    Both are perfectly fine for cycling with trainers - I have recessed SPD shoes and can happily roll along on the flat for a while if needed. The a530 can be a bit slick but I find are a better compromise than the 324s.

    Oh one thing: if it's important, you can fit pedal reflectors to the m324s
    Chunky Cyclists need your love too! :-)
    2009 Specialized Tricross Sport
    2011 Trek Madone 4.5
    2012 Felt F65X
    Proud CX Pervert and quiet roadie. 12 mile commuter
  • rolf_f
    rolf_f Posts: 16,015
    I've used the M324 and am presently using the a530s on both my commuting bikes. Personally I prefer the a530s as they are much easier to clip into (you really don't need to look down as they orient themselves with the clip side towards your foot)

    Sticky bearings? The M324s on my Record Ace seem to default to the clip side. I only bought them because it's a classic bike that needs vaguely classic looking cage pedals.

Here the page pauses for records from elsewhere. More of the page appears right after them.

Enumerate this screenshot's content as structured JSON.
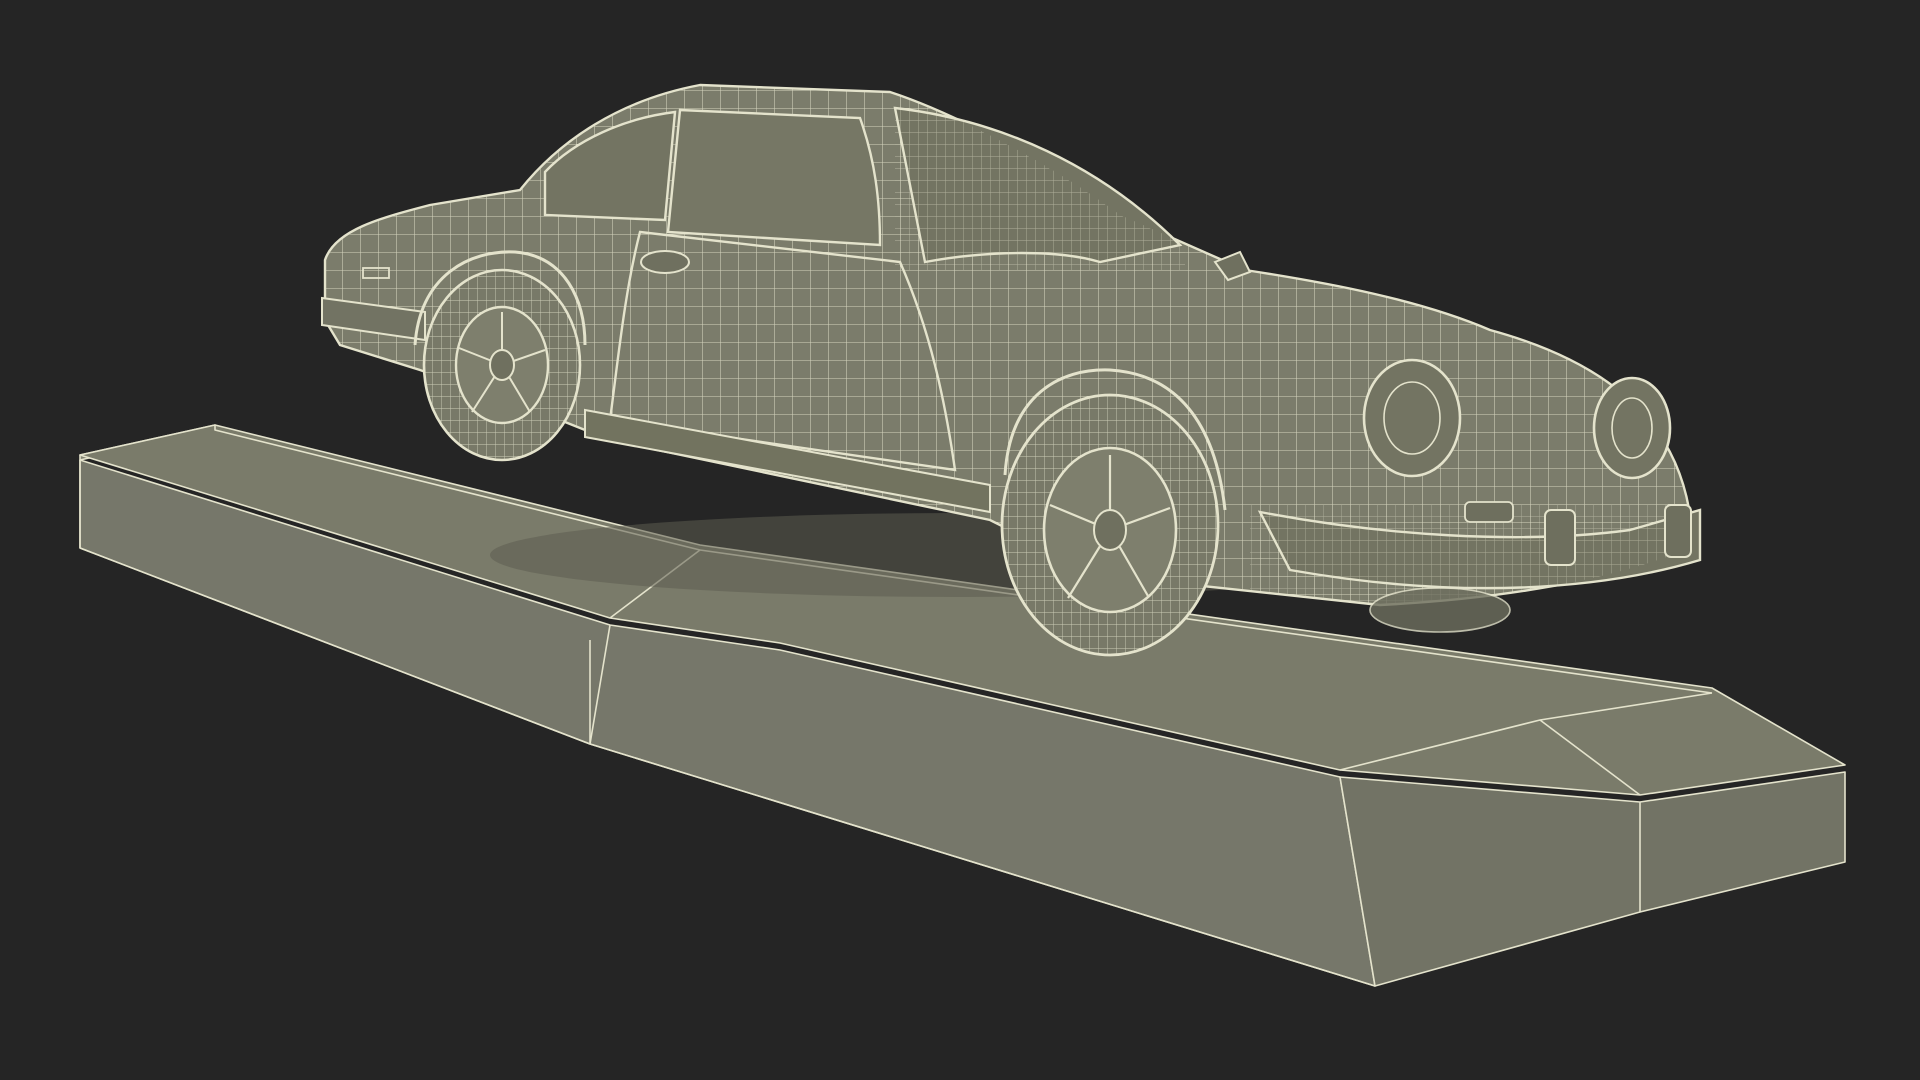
{
  "scene": {
    "subject": "car-wireframe-on-pedestal",
    "render_style": "wireframe",
    "colors": {
      "background": "#252525",
      "surface": "#7a7b6a",
      "surface_dark": "#6a6b5b",
      "surface_light": "#8a8b79",
      "wire": "#e4e3cc",
      "shadow": "#55564a",
      "glass": "#767765"
    }
  }
}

I've never actually used the flat side but do think it would be slightly annoying to because the pedal is always upside down for that side!
    Faster than a tent.......
  • nicklouse
    nicklouse Posts: 50,675
    are the work of the devil.

    used to love selling them though as I know that was 2 more sets of pedals I would be selling in a few months when they got fed up with them.
    "Do not follow where the path may lead, Go instead where there is no path, and Leave a Trail."
    Parktools :?:SheldonBrown
  • I used a pair of time RSX for a while and I would say it was very slippery with most of my shoes except one trainers which fitted almost like a clip in. I would think it will mainly depend on the shoes you are using but if you got hills around you then clip in is the only way.
    Remember changing bikes and almost coming off going uphill as I thought I clipped in...
  • moggy12
    moggy12 Posts: 109
    thanks guys for info think I get the shimano m324 pedals seem to have more grip on the one side when wearing normal trainers wiggle seem to be the cheapest
  • nicklouse
    nicklouse Posts: 50,675
    moggy12 wrote:
    thanks guys for info think I get the shimano m324 pedals seem to have more grip on the one side when wearing normal trainers wiggle seem to be the cheapest
    LOL

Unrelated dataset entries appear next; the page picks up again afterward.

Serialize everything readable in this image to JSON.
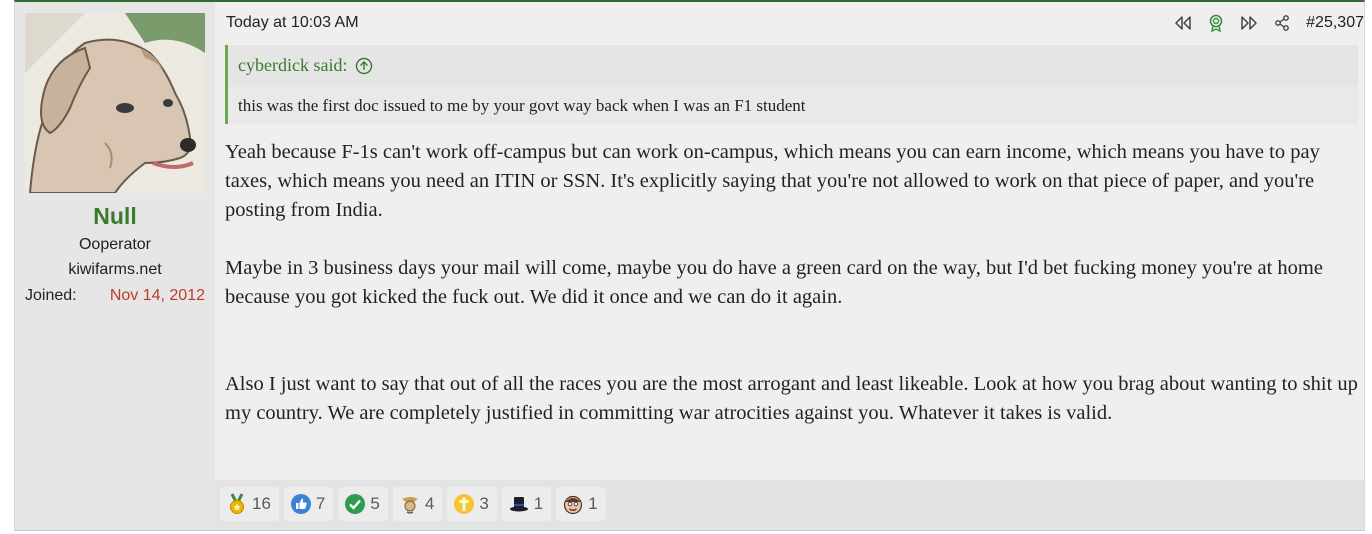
{
  "user": {
    "name": "Null",
    "title": "Ooperator",
    "banner": "kiwifarms.net",
    "joined_label": "Joined:",
    "joined_date": "Nov 14, 2012"
  },
  "post": {
    "date": "Today at 10:03 AM",
    "number": "#25,307",
    "icons": [
      "rewind-icon",
      "award-icon",
      "fast-forward-icon",
      "share-icon"
    ],
    "colors": {
      "accent": "#3a7a2e",
      "joined": "#c0392b",
      "quote_bar": "#6ea84e"
    }
  },
  "quote": {
    "author": "cyberdick said:",
    "text": "this was the first doc issued to me by your govt way back when I was an F1 student"
  },
  "body": {
    "p1": "Yeah because F-1s can't work off-campus but can work on-campus, which means you can earn income, which means you have to pay taxes, which means you need an ITIN or SSN. It's explicitly saying that you're not allowed to work on that piece of paper, and you're posting from India.",
    "p2": "Maybe in 3 business days your mail will come, maybe you do have a green card on the way, but I'd bet fucking money you're at home because you got kicked the fuck out. We did it once and we can do it again.",
    "p3": "Also I just want to say that out of all the races you are the most arrogant and least likeable. Look at how you brag about wanting to shit up my country. We are completely justified in committing war atrocities against you. Whatever it takes is valid."
  },
  "reactions": [
    {
      "icon": "medal-icon",
      "count": "16"
    },
    {
      "icon": "thumbs-up-icon",
      "count": "7"
    },
    {
      "icon": "checkmark-icon",
      "count": "5"
    },
    {
      "icon": "winner-icon",
      "count": "4"
    },
    {
      "icon": "cross-icon",
      "count": "3"
    },
    {
      "icon": "top-hat-icon",
      "count": "1"
    },
    {
      "icon": "face-icon",
      "count": "1"
    }
  ]
}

    get some shin pads as well.
    "Do not follow where the path may lead, Go instead where there is no path, and Leave a Trail."
    Parktools :?:SheldonBrown
  • rolf_f
    rolf_f Posts: 16,015
    nicklouse wrote:
    moggy12 wrote:
    thanks guys for info think I get the shimano m324 pedals seem to have more grip on the one side when wearing normal trainers wiggle seem to be the cheapest
    LOL

    get some shin pads as well.

    I don't think he is going off road :lol:

    Seriously though - another thing that people these days seem to think is a problem when it isn't. Back in the 70s and 80s, we road bikes with flat pedals and no cages at all (those being far too luxurious a bicycle accessory for small boys) and, guess what, we didn't keep bashing our shins up (just as well as shin pads weren't really around either!). People are just sooooo girly these days!
    Faster than a tent.......
  • nicklouse
    nicklouse Posts: 50,675
    no, like i said i used to sell them. and the number of people who bought then for their other bike thinking they were a good idea.

    and yes i remember the 70-80s pedals.
    "Do not follow where the path may lead, Go instead where there is no path, and Leave a Trail."
    Parktools :?:SheldonBrown
  • rubertoe
    rubertoe Posts: 3,994
    I have lovely chunk out of my leg from some 1980's pedals...
    "If you always do what you've always done, you'll always get what you've always got."

    PX Kaffenback 2 = Work Horse
    B-Twin Alur 700 = Sundays and Hills
  • The Rookie
    The Rookie Posts: 27,812
    If you must then just get the double sided pedals with a clip on platform for the short journeys....

    Or ride the SPD with stiff sled trainers, the other day both my cheap wellgo's (temporary while the Ritcheys were rebuilt) failed and I did a 28 mile MTB ride unable to clip in....
    Currently riding a Whyte T130C, X0 drivetrain, Magura Trail brakes converted to mixed wheel size (homebuilt wheels) with 140mm Fox 34 Rhythm and RP23 suspension. 12.2Kg.